Subject:
English
Material Type:
Lesson Plan
Unit of Study
Provider:
Basal Alignment Project
Provider Set:
Cleveland District
Author:
Pam Munoz Ryan
Date Added:
06/05/2019
America during the 1918 Influenza Pandemic
Conditions of Use:
No Strings Attached
Rating

In the spring of 1918, the United States was embroiled in World War I, fighting alongside the English, French, and Russians against the Central Powers of Germany and Austria-Hungary. In total, 70 million men were at war on multiple fronts across Europe, Russia, the Middle East, and Northern Africa. The tide was finally turning for the Allies after a crushing offensive by German forces mere weeks earlier. Then, a fierce enemy intervened—an outbreak of influenza that would decimate entire regiments and towns, kill civilians and soldiers alike by the millions, and rapidly become a global pandemic. This disease weakened forces on both sides, changing not only the course of the war but also the economies and population stability of every affected nation. In the long term, this particular outbreak would inspire research on an unprecedented scale and lead to advances in science and medicine, forever altering our understanding of epidemiology. From the spring of 1918 to early 1919, no aspect of life remained untouched by the pandemic for Americans at home and on the front. This exhibition explores the pandemic’s impact on American life.  This exhibition was created as part of the DPLA’s Digital Curation Program by the following students as part of Dr. Joan E. Beaudoin's course "Metadata in Theory and Practice" in the School of Library and Information Science at Wayne State University: Bethany Campbell, Michelle John, Samantha Reid-Goldberg, Anne Sexton, and John Weimer.

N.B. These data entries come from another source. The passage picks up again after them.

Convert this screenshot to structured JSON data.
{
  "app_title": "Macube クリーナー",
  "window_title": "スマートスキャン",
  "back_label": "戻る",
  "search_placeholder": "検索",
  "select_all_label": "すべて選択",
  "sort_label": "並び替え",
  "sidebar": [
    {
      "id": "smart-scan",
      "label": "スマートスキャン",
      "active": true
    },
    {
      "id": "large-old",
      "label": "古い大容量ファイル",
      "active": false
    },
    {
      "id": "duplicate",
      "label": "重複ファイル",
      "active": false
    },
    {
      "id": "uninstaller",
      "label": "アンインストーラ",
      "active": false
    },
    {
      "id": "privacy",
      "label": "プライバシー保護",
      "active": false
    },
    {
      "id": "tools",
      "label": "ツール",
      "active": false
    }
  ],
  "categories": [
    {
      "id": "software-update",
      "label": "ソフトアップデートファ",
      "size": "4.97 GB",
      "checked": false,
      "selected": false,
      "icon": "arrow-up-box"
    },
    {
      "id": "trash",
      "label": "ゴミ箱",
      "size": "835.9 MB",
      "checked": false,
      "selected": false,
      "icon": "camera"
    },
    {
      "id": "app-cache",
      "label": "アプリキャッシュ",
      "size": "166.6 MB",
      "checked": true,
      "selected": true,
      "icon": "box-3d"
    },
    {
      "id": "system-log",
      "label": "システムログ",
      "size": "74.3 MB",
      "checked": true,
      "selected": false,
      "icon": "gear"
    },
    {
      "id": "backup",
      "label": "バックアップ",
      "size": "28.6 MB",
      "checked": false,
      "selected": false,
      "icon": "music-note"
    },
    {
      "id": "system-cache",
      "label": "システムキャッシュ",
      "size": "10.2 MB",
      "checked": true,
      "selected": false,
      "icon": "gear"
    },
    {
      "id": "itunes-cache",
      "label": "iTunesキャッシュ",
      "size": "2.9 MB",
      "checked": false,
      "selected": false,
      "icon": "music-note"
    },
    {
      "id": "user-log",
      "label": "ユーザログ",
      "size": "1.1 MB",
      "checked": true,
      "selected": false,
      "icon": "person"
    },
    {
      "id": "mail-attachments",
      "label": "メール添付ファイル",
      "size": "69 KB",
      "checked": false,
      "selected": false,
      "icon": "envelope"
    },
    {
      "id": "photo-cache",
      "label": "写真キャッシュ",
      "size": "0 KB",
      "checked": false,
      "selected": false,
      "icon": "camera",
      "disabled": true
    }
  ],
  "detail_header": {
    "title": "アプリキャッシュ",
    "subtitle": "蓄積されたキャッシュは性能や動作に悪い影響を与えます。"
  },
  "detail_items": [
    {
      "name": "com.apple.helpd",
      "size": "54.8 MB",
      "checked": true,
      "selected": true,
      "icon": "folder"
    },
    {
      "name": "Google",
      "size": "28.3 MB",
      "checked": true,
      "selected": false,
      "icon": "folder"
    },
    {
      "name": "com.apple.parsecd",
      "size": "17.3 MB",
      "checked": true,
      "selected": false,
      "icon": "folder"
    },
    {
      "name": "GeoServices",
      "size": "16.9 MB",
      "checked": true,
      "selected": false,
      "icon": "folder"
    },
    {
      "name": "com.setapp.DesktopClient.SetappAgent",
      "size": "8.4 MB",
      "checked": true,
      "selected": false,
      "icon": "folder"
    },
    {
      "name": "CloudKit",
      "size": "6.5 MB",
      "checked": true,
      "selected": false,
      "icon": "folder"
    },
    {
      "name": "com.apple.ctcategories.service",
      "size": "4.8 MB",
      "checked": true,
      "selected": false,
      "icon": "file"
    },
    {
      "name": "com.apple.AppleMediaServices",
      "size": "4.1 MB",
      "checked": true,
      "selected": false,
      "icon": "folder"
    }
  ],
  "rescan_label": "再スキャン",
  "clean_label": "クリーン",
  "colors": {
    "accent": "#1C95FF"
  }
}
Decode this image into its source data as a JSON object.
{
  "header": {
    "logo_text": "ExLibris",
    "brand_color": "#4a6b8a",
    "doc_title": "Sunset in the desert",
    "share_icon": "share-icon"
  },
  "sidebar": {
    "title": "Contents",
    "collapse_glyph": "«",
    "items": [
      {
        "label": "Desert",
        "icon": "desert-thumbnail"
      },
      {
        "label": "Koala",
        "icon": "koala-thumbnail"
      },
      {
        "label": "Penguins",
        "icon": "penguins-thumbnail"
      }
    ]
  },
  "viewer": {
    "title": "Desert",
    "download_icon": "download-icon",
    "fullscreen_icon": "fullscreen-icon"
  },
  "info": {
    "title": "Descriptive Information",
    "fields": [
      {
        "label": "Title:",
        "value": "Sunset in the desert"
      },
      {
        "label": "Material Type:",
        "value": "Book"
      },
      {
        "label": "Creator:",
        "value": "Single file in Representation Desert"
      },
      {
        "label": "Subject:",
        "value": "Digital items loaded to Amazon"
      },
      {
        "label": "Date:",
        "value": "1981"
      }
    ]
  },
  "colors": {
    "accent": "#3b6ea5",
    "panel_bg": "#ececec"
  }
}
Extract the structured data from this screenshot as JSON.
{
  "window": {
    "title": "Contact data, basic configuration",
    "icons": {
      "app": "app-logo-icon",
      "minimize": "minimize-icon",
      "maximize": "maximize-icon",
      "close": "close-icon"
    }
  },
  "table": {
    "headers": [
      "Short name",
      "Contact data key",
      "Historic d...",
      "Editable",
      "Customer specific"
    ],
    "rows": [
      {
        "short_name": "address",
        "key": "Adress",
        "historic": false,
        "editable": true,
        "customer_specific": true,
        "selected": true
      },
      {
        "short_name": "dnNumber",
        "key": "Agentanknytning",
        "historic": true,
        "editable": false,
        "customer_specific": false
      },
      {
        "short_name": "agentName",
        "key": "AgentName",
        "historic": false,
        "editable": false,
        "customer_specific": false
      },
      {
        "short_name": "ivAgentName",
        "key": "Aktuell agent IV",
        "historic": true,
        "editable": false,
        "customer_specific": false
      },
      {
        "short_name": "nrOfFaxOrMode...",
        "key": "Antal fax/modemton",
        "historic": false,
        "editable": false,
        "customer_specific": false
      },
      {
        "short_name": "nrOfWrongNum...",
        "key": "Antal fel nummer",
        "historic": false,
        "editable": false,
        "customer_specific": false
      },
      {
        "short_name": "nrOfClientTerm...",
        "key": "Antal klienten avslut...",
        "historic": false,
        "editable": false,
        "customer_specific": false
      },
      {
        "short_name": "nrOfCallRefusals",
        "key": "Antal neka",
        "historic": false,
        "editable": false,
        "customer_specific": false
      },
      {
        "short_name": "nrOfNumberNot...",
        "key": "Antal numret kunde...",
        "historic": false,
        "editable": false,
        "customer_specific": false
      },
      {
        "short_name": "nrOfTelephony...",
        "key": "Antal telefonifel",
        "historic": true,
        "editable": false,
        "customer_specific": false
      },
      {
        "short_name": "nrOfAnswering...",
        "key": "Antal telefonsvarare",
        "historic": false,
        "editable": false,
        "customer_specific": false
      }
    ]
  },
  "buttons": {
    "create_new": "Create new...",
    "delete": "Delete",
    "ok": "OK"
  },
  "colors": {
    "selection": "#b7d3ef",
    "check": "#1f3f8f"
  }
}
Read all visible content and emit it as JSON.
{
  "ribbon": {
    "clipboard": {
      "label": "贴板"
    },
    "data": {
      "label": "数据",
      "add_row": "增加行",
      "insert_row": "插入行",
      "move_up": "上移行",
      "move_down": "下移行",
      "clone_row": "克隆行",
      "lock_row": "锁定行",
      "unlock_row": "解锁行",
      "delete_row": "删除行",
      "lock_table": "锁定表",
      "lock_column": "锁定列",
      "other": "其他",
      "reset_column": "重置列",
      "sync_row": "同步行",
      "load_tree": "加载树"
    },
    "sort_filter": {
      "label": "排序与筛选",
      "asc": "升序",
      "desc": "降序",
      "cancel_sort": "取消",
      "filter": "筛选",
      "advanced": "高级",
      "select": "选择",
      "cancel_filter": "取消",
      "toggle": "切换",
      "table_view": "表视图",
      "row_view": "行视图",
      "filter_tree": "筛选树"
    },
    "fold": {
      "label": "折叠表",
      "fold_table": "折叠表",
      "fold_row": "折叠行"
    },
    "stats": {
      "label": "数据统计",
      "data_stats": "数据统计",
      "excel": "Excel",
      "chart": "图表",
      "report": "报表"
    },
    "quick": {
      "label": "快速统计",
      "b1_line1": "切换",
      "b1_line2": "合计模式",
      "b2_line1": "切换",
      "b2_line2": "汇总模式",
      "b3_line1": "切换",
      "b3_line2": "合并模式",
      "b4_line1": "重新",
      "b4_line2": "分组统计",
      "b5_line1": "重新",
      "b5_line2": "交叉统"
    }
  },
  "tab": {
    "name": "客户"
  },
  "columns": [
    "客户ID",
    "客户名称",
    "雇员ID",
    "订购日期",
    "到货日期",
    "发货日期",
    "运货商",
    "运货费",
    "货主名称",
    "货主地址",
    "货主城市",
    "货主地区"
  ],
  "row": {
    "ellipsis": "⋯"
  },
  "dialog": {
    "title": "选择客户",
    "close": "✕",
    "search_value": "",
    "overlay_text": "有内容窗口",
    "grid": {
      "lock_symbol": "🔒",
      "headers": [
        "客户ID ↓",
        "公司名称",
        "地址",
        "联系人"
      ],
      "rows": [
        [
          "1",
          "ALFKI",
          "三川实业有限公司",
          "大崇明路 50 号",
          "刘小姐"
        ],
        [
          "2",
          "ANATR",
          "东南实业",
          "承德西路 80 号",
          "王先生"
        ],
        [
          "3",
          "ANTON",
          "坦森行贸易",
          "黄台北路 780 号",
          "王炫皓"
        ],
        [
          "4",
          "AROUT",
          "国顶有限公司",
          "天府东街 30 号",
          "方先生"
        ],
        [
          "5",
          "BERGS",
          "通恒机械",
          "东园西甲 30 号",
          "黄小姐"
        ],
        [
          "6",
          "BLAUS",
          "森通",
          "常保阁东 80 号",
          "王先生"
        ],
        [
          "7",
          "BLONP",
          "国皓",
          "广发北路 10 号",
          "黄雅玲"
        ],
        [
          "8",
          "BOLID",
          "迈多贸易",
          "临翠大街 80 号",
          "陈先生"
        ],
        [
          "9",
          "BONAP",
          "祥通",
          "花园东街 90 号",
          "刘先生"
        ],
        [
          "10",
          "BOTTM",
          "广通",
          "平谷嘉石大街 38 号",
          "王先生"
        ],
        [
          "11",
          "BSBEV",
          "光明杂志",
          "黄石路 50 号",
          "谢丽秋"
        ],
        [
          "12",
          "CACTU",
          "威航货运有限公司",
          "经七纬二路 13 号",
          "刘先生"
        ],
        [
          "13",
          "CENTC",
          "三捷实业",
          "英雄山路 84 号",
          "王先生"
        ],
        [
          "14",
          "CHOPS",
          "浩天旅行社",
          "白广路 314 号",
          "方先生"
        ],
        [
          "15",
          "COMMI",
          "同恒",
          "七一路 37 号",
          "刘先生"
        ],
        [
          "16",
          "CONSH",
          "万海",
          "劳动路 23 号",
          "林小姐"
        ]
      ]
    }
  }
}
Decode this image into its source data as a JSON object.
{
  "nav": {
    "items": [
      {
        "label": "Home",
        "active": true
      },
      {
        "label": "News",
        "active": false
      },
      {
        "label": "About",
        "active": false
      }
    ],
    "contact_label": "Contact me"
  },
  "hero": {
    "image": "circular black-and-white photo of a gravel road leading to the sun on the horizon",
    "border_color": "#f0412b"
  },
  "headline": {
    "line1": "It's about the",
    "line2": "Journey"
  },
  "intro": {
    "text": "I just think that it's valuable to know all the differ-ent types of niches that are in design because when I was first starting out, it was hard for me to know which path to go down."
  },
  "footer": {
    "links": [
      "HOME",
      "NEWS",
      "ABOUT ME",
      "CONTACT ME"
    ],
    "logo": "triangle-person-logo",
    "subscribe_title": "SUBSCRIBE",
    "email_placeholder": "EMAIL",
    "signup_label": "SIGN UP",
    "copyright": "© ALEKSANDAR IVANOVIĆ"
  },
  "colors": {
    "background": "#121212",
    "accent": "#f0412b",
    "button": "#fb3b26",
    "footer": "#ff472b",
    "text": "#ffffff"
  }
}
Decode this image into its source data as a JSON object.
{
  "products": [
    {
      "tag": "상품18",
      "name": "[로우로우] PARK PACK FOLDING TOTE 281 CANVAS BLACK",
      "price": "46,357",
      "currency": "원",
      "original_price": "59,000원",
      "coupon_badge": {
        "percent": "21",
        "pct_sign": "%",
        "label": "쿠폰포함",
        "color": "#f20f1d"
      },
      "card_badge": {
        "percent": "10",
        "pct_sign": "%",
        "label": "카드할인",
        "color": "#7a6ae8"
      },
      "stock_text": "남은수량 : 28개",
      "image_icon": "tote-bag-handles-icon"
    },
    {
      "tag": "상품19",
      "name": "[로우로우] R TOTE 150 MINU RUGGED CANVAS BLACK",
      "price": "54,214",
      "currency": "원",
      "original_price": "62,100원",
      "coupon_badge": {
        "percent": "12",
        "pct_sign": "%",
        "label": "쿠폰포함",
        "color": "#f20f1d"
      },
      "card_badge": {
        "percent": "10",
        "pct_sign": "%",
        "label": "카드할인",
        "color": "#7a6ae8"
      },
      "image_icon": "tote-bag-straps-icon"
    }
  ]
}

Subject:
History/Social Sciences
American History
Material Type:
Primary Source
Unit of Study
Visual Media
Provider:
Digital Public Library of America
Author:
Anne Sexton
Bethany Campbell
John Weimer
Michelle John
Samantha Reid-Goldberg
Date Added:
04/01/2015
American Aviatrixes: Women with Wings
Conditions of Use:
No Strings Attached
Rating

Throughout the early twentieth century, women looked to break new ground in ways never before possible, and the sky literally became the limit. As the nation moved into the aviation age, many women saw flying as a way to break out of traditional societal roles. It gave women not just an opportunity for adventure and excitement, but a way to earn a living outside of the home that demanded respect. Aviatrix Ruth Bancroft Law described it, after defeating the cross-country distance record: "There is an indescribable feeling which one experiences in flying; it comes with no other form of sport or navigation. It takes courage and daring; one must be self-possessed, for there are moments when one's wits are tested to the full. Yet there is an exhilaration that compensates for all one's efforts." In this exhibition we explore the early history of aviation and the courageous women who took to the skies—aviatrixes who found freedom, broke new ground, and inspired generations of women along the way. This exhibition was created as part of the DPLA’s Digital Curation Program by the following students as part of Professor Debbie Rabina’s course "Information Services and Sources" in the School of Information and Library Science at Pratt Institute: Megan DeArmond, Diana Moronta, Laurin Paradise.

Subject:
History/Social Sciences
American History
Material Type:
Primary Source
Unit of Study
Visual Media
Provider:
Digital Public Library of America
Author:
Diana Moronta
Megan DeArmond
Date Added:
03/01/2015